EXERCISE GOAL = Print the full set of records below, character for character and picture-free.
** Opening DATA block **
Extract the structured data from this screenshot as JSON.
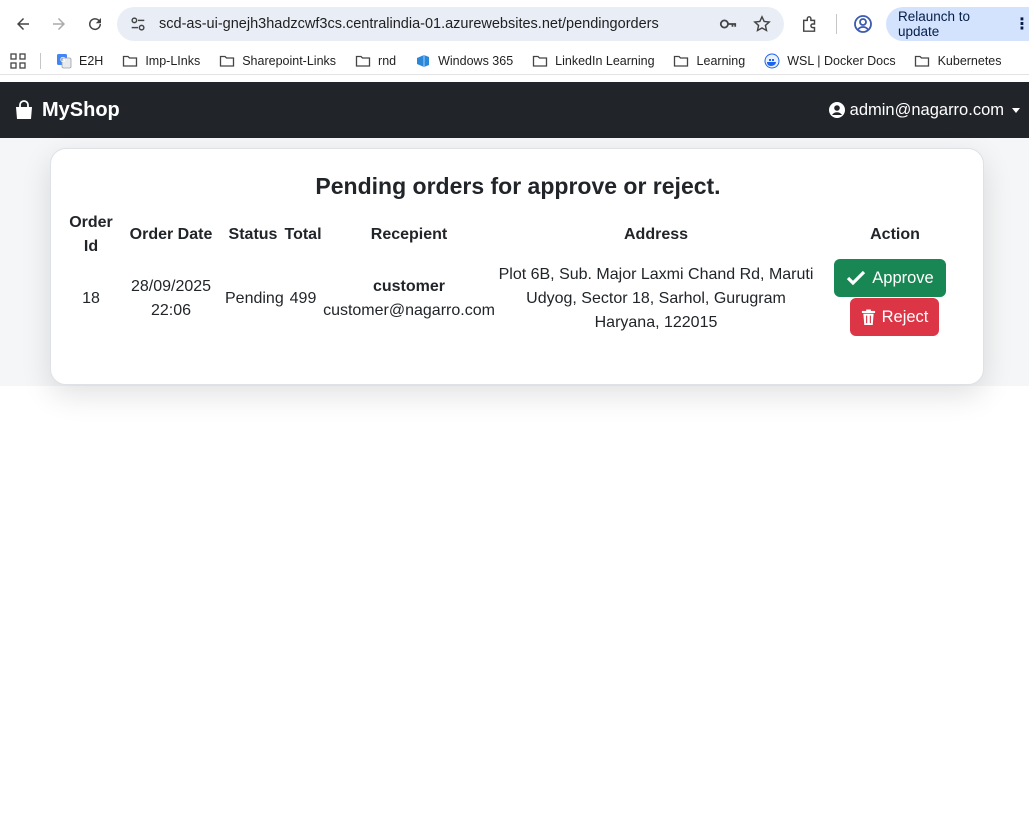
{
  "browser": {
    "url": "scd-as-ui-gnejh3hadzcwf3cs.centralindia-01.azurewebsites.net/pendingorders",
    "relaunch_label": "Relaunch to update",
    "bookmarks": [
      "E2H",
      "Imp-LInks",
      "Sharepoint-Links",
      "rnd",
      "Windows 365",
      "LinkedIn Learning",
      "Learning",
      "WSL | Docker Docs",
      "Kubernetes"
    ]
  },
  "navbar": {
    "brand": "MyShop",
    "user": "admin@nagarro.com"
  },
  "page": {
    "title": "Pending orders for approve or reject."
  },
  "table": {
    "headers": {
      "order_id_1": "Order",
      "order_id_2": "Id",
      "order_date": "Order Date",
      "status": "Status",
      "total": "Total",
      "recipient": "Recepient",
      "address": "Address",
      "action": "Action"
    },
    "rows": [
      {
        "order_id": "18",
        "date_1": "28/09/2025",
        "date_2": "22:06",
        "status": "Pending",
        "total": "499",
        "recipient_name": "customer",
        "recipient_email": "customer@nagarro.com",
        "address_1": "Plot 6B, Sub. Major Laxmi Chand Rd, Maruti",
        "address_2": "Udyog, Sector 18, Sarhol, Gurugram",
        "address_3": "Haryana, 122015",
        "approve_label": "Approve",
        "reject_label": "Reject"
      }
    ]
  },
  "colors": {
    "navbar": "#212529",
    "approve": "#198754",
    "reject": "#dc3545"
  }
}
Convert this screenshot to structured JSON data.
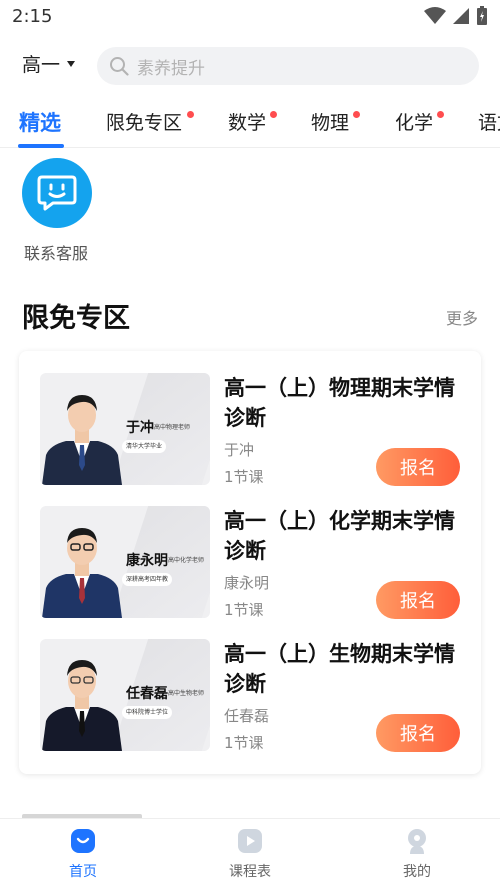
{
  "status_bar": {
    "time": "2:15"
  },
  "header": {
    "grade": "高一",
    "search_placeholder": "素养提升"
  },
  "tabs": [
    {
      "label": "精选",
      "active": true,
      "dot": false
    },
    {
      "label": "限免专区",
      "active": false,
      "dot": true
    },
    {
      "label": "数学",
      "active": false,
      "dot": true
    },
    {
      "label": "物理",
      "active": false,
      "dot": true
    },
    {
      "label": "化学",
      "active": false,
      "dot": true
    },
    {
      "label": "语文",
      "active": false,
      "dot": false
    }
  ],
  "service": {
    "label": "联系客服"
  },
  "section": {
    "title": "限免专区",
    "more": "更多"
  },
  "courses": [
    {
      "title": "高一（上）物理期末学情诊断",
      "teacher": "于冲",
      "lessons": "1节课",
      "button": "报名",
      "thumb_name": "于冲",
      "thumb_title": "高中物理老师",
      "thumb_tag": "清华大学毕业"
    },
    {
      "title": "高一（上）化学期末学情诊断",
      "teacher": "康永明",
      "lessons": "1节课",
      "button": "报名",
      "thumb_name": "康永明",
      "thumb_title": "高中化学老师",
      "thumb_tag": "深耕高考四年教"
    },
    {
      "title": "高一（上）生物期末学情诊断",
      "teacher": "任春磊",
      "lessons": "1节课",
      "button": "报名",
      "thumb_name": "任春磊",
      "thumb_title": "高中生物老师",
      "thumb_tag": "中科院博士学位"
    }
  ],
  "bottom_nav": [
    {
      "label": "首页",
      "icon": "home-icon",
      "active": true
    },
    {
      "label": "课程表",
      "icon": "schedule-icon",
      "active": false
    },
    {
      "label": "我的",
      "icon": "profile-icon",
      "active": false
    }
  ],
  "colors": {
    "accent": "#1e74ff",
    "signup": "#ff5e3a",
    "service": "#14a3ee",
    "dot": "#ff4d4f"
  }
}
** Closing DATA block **
TASK RESULT =
Extract the structured data from this screenshot as JSON.
{
  "browser": {
    "url": "scd-as-ui-gnejh3hadzcwf3cs.centralindia-01.azurewebsites.net/pendingorders",
    "relaunch_label": "Relaunch to update",
    "bookmarks": [
      "E2H",
      "Imp-LInks",
      "Sharepoint-Links",
      "rnd",
      "Windows 365",
      "LinkedIn Learning",
      "Learning",
      "WSL | Docker Docs",
      "Kubernetes"
    ]
  },
  "navbar": {
    "brand": "MyShop",
    "user": "admin@nagarro.com"
  },
  "page": {
    "title": "Pending orders for approve or reject."
  },
  "table": {
    "headers": {
      "order_id_1": "Order",
      "order_id_2": "Id",
      "order_date": "Order Date",
      "status": "Status",
      "total": "Total",
      "recipient": "Recepient",
      "address": "Address",
      "action": "Action"
    },
    "rows": [
      {
        "order_id": "18",
        "date_1": "28/09/2025",
        "date_2": "22:06",
        "status": "Pending",
        "total": "499",
        "recipient_name": "customer",
        "recipient_email": "customer@nagarro.com",
        "address_1": "Plot 6B, Sub. Major Laxmi Chand Rd, Maruti",
        "address_2": "Udyog, Sector 18, Sarhol, Gurugram",
        "address_3": "Haryana, 122015",
        "approve_label": "Approve",
        "reject_label": "Reject"
      }
    ]
  },
  "colors": {
    "navbar": "#212529",
    "approve": "#198754",
    "reject": "#dc3545"
  }
}
Convert this screenshot to structured JSON data.
{
  "status_bar": {
    "time": "2:15"
  },
  "header": {
    "grade": "高一",
    "search_placeholder": "素养提升"
  },
  "tabs": [
    {
      "label": "精选",
      "active": true,
      "dot": false
    },
    {
      "label": "限免专区",
      "active": false,
      "dot": true
    },
    {
      "label": "数学",
      "active": false,
      "dot": true
    },
    {
      "label": "物理",
      "active": false,
      "dot": true
    },
    {
      "label": "化学",
      "active": false,
      "dot": true
    },
    {
      "label": "语文",
      "active": false,
      "dot": false
    }
  ],
  "service": {
    "label": "联系客服"
  },
  "section": {
    "title": "限免专区",
    "more": "更多"
  },
  "courses": [
    {
      "title": "高一（上）物理期末学情诊断",
      "teacher": "于冲",
      "lessons": "1节课",
      "button": "报名",
      "thumb_name": "于冲",
      "thumb_title": "高中物理老师",
      "thumb_tag": "清华大学毕业"
    },
    {
      "title": "高一（上）化学期末学情诊断",
      "teacher": "康永明",
      "lessons": "1节课",
      "button": "报名",
      "thumb_name": "康永明",
      "thumb_title": "高中化学老师",
      "thumb_tag": "深耕高考四年教"
    },
    {
      "title": "高一（上）生物期末学情诊断",
      "teacher": "任春磊",
      "lessons": "1节课",
      "button": "报名",
      "thumb_name": "任春磊",
      "thumb_title": "高中生物老师",
      "thumb_tag": "中科院博士学位"
    }
  ],
  "bottom_nav": [
    {
      "label": "首页",
      "icon": "home-icon",
      "active": true
    },
    {
      "label": "课程表",
      "icon": "schedule-icon",
      "active": false
    },
    {
      "label": "我的",
      "icon": "profile-icon",
      "active": false
    }
  ],
  "colors": {
    "accent": "#1e74ff",
    "signup": "#ff5e3a",
    "service": "#14a3ee",
    "dot": "#ff4d4f"
  }
}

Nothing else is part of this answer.